Growing up, Sister Lilly Fitzpatrick says she was never really that into clothes, however she was definitely a denim fan.
“The big thing was Levi’s 501 jeans. I loved that they lasted forever,” she reminisced (in a charming Irish brogue). She remembers trying to create the perfect fit and fade by hopping, clad in her drainpipe skinny jeans, in a bathtub brimming with hot water.
Today, she’s mostly swapped her Levi’s for the black and white habit worn by the sisters of her religious order, the Dominican Sisters of Mission San Jose. But the dots in Sister Lilly’s life have a funny way of connecting, and recently she’s formed a new relationship with Levi Strauss & Co. — one that, this time around, has little to do with fit or fashion.
Living Life with No Regrets
Throughout her life, Sister Lilly has always set, and usually achieved, some pretty lofty goals — goals such as traveling the world, running a marathon in every state (she’s finished 8 so far), and giving back to society (she worked with homeless youth for a year in New York City).
It was one goal in particular that led her to Immaculate Conception Academy (ICA).
“I was working at a high school in East Oakland, when ICA asked me to come manage their corporate work study program,” she said. “My goal is to have ‘no regrets’ printed on my tombstone, so I agreed.”
Dress Up, Show Up & Never Give Up
ICA is an all-girls private school in San Francisco. In 2009, the school was accepted into the Cristo Rey Network, a consortium of urban high schools provides low-income youth access to quality, private education. All students who attend a school within the Cristo Rey Network must participate in a corporate work-study program to help finance the cost of their education and gain real-world job experience.
That’s where Sister Lilly comes in.
As ICA’s corporate work-study program coordinator, Sister Lilly is tasked with recruiting companies to provide professional work opportunities for ICA students.
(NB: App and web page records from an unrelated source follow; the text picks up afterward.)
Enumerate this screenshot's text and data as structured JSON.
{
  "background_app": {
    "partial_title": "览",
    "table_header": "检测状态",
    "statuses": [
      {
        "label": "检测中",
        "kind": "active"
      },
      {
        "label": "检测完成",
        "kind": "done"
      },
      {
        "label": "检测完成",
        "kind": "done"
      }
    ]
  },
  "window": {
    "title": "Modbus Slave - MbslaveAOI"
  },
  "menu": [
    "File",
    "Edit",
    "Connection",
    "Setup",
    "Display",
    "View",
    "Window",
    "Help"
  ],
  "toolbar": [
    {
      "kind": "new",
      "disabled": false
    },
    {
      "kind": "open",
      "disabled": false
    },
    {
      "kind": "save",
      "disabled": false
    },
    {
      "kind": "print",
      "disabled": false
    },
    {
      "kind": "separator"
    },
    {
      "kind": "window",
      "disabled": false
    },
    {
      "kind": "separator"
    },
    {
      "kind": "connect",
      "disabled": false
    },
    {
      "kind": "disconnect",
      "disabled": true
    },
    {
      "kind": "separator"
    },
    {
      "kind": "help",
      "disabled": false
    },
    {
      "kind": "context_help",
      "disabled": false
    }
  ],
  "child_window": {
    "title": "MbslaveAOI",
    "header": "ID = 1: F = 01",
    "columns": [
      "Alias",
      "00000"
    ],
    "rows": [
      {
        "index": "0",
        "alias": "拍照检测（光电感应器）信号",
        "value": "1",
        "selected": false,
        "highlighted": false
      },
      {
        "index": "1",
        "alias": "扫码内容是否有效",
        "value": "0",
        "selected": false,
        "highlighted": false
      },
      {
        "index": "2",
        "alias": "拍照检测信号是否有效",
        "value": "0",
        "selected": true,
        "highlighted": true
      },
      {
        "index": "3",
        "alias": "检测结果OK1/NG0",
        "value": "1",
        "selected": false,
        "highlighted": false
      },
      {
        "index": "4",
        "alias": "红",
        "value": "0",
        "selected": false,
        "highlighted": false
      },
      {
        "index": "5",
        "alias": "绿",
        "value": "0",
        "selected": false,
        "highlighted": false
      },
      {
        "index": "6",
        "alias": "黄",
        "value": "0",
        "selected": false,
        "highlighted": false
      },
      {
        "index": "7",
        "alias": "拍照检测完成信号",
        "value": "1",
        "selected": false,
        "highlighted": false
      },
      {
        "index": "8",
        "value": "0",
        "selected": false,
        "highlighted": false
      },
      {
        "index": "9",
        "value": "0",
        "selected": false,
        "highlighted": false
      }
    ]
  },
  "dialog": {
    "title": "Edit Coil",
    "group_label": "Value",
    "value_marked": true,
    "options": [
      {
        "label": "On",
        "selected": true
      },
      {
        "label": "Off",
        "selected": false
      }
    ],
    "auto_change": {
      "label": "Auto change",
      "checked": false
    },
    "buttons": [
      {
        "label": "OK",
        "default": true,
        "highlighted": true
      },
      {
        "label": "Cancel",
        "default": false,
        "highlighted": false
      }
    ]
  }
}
“The work study program prepares our girls for the future and gives them an early glimpse of what they might want to do, or not do and whether they want to work in an office,” said Sister Lilly.
Every ICA student has an entry-level clerical job with a sponsor company, where they work five full days every month. With these real world positions comes compensation (the money the girls earn is applied to their tuition) and a set of very “grown up” expectations.
Time cards are used to chart their hours and a supervisor evaluates their performance on a scale of 1 to 5 each day. A professional-looking uniform including white shirt and black pants must be worn (more on that in a bit). The girls create daily goals for themselves and reflect upon on how they met them. In addition to these on-the-job requirements, the girls also participate in a mandatory two-week training program that’s focused on “MAPS” — that’s motivation, attitude, professionalism and skills.
“Our girls are learning things as teenagers that most people won’t learn until they’re in their twenties. They really take ownership of their jobs, and learn to stick with something even when they’re having a tough time,” said Sister Lilly. “Afterwards, they often say they’ve come to appreciate that this is how life really is.”
In Giving, You Receive
When Sister Lilly started at ICA, many students ended up working at not-for-profit organization because there were no corporate positions available. Today, sponsor organizations work in a number of industries including healthcare, financial services, legal and media.
Sister Lilly attributes her success at attracting corporate sponsors to one simple thing: persistence.
“I call and call and call,” she said. “All I ask is that they just give our girls a chance. I tell them we will make sure the girls meet their expectations and if they don’t, we’ll replace them with a different student.”
This approach seems to be working — 94 percent of corporate sponsors renew after hiring an ICA student.
According to Sister Lilly, becoming a corporate sponsor offers a deeper level of engagement that companies find incredibly rewarding.
“Sponsoring a student goes beyond giving money. Our students are in the office seeing what they’re doing — or not doing. Corporate sponsors become co-educators with us and are a critical part of these girls’ education.”
Giving Back Never Goes out of Style
At LS&Co., we welcomed our first ICA student worker, Gianella, this fall, thanks to Sister Lilly.
“We chose to participate in the ICA work study because it aligns with our longstanding commitment to equality — specifically supporting opportunities for women and girls,” said Jason McBriarty, a director global corporate affairs for LS&Co. and the Levi Strauss Foundation, and Gianella’s supervisor.
The experience has been rewarding for everyone involved … And we hear Gianella was pretty thrilled that she was allowed to put a Levi’s spin on the corporate uniform in the form of donning black jeans to work.
“LS&Co. is committed to supporting programs like ICA,” noted Jason. “Equally important is that Gianella has been a huge asset in helping us to get important work done.”
While Sister Lilly may be living in her Levi’s a little less these days than she did when she was a young girl, she still embodies the values we hold dear: empathy, originality, integrity and courage. And for that, we think she deserves to have no regrets!